App and web page records:
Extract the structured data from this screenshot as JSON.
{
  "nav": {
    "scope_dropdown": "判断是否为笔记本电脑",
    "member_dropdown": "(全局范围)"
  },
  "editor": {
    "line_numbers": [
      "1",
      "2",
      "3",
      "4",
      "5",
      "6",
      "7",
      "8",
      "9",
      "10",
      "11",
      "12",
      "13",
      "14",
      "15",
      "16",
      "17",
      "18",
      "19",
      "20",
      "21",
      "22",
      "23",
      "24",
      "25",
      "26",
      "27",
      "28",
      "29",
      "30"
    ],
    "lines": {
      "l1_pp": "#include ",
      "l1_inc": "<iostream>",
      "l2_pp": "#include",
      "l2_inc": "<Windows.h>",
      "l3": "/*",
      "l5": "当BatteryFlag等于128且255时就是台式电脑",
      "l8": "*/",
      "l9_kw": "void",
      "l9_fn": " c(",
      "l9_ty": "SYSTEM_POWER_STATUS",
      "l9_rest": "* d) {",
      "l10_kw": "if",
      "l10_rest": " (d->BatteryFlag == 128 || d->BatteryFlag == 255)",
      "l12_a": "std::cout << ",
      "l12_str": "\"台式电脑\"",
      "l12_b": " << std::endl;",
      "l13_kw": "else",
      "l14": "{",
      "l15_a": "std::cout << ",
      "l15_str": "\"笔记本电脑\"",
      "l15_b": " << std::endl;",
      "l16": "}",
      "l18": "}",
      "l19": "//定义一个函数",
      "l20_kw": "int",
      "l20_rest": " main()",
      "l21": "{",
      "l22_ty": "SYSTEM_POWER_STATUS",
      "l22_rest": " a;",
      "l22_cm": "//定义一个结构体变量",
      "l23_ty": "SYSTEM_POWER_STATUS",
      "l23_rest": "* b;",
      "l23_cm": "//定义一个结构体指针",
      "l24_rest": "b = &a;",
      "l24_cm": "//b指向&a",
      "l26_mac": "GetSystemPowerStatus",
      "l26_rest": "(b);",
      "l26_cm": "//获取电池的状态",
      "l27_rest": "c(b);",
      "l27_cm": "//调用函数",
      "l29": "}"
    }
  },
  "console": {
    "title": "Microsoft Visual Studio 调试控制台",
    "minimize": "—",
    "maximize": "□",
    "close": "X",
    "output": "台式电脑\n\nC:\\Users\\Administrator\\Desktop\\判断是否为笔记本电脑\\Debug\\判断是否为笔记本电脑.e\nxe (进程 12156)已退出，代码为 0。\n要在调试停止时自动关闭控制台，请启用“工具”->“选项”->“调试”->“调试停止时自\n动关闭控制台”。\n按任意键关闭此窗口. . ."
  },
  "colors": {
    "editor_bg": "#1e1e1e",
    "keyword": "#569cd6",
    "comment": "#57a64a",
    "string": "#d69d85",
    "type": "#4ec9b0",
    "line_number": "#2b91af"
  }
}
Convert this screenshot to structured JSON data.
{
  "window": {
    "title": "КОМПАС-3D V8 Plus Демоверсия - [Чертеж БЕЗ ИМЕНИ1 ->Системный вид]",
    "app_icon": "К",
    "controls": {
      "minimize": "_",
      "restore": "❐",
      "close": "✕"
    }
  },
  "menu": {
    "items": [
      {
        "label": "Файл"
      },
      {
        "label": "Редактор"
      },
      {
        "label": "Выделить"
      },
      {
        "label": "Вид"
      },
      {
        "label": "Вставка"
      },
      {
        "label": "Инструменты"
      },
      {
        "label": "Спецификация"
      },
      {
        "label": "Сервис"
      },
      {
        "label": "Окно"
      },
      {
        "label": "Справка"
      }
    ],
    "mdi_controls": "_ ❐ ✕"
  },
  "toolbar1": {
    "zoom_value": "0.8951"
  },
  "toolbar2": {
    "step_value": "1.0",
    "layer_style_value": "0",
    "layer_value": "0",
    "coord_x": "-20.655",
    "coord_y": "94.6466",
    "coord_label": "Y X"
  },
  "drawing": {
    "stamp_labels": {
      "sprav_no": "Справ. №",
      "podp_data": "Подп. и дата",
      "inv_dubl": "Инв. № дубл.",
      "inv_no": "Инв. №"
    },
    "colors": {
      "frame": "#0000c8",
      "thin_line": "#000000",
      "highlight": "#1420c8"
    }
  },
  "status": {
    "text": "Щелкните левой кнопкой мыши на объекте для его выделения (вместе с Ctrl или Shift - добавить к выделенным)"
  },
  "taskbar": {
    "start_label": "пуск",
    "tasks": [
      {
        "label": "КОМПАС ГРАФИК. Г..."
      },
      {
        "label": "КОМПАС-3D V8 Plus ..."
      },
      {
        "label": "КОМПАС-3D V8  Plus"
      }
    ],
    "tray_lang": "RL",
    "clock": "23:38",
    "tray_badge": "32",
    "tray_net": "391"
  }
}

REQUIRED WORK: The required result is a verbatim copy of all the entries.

TASK SOLUTION:
Extract the structured data from this screenshot as JSON.
{
  "nav": {
    "scope_dropdown": "判断是否为笔记本电脑",
    "member_dropdown": "(全局范围)"
  },
  "editor": {
    "line_numbers": [
      "1",
      "2",
      "3",
      "4",
      "5",
      "6",
      "7",
      "8",
      "9",
      "10",
      "11",
      "12",
      "13",
      "14",
      "15",
      "16",
      "17",
      "18",
      "19",
      "20",
      "21",
      "22",
      "23",
      "24",
      "25",
      "26",
      "27",
      "28",
      "29",
      "30"
    ],
    "lines": {
      "l1_pp": "#include ",
      "l1_inc": "<iostream>",
      "l2_pp": "#include",
      "l2_inc": "<Windows.h>",
      "l3": "/*",
      "l5": "当BatteryFlag等于128且255时就是台式电脑",
      "l8": "*/",
      "l9_kw": "void",
      "l9_fn": " c(",
      "l9_ty": "SYSTEM_POWER_STATUS",
      "l9_rest": "* d) {",
      "l10_kw": "if",
      "l10_rest": " (d->BatteryFlag == 128 || d->BatteryFlag == 255)",
      "l12_a": "std::cout << ",
      "l12_str": "\"台式电脑\"",
      "l12_b": " << std::endl;",
      "l13_kw": "else",
      "l14": "{",
      "l15_a": "std::cout << ",
      "l15_str": "\"笔记本电脑\"",
      "l15_b": " << std::endl;",
      "l16": "}",
      "l18": "}",
      "l19": "//定义一个函数",
      "l20_kw": "int",
      "l20_rest": " main()",
      "l21": "{",
      "l22_ty": "SYSTEM_POWER_STATUS",
      "l22_rest": " a;",
      "l22_cm": "//定义一个结构体变量",
      "l23_ty": "SYSTEM_POWER_STATUS",
      "l23_rest": "* b;",
      "l23_cm": "//定义一个结构体指针",
      "l24_rest": "b = &a;",
      "l24_cm": "//b指向&a",
      "l26_mac": "GetSystemPowerStatus",
      "l26_rest": "(b);",
      "l26_cm": "//获取电池的状态",
      "l27_rest": "c(b);",
      "l27_cm": "//调用函数",
      "l29": "}"
    }
  },
  "console": {
    "title": "Microsoft Visual Studio 调试控制台",
    "minimize": "—",
    "maximize": "□",
    "close": "X",
    "output": "台式电脑\n\nC:\\Users\\Administrator\\Desktop\\判断是否为笔记本电脑\\Debug\\判断是否为笔记本电脑.e\nxe (进程 12156)已退出，代码为 0。\n要在调试停止时自动关闭控制台，请启用“工具”->“选项”->“调试”->“调试停止时自\n动关闭控制台”。\n按任意键关闭此窗口. . ."
  },
  "colors": {
    "editor_bg": "#1e1e1e",
    "keyword": "#569cd6",
    "comment": "#57a64a",
    "string": "#d69d85",
    "type": "#4ec9b0",
    "line_number": "#2b91af"
  }
}
Convert this screenshot to structured JSON data.
{
  "window": {
    "title": "КОМПАС-3D V8 Plus Демоверсия - [Чертеж БЕЗ ИМЕНИ1 ->Системный вид]",
    "app_icon": "К",
    "controls": {
      "minimize": "_",
      "restore": "❐",
      "close": "✕"
    }
  },
  "menu": {
    "items": [
      {
        "label": "Файл"
      },
      {
        "label": "Редактор"
      },
      {
        "label": "Выделить"
      },
      {
        "label": "Вид"
      },
      {
        "label": "Вставка"
      },
      {
        "label": "Инструменты"
      },
      {
        "label": "Спецификация"
      },
      {
        "label": "Сервис"
      },
      {
        "label": "Окно"
      },
      {
        "label": "Справка"
      }
    ],
    "mdi_controls": "_ ❐ ✕"
  },
  "toolbar1": {
    "zoom_value": "0.8951"
  },
  "toolbar2": {
    "step_value": "1.0",
    "layer_style_value": "0",
    "layer_value": "0",
    "coord_x": "-20.655",
    "coord_y": "94.6466",
    "coord_label": "Y X"
  },
  "drawing": {
    "stamp_labels": {
      "sprav_no": "Справ. №",
      "podp_data": "Подп. и дата",
      "inv_dubl": "Инв. № дубл.",
      "inv_no": "Инв. №"
    },
    "colors": {
      "frame": "#0000c8",
      "thin_line": "#000000",
      "highlight": "#1420c8"
    }
  },
  "status": {
    "text": "Щелкните левой кнопкой мыши на объекте для его выделения (вместе с Ctrl или Shift - добавить к выделенным)"
  },
  "taskbar": {
    "start_label": "пуск",
    "tasks": [
      {
        "label": "КОМПАС ГРАФИК. Г..."
      },
      {
        "label": "КОМПАС-3D V8 Plus ..."
      },
      {
        "label": "КОМПАС-3D V8  Plus"
      }
    ],
    "tray_lang": "RL",
    "clock": "23:38",
    "tray_badge": "32",
    "tray_net": "391"
  }
}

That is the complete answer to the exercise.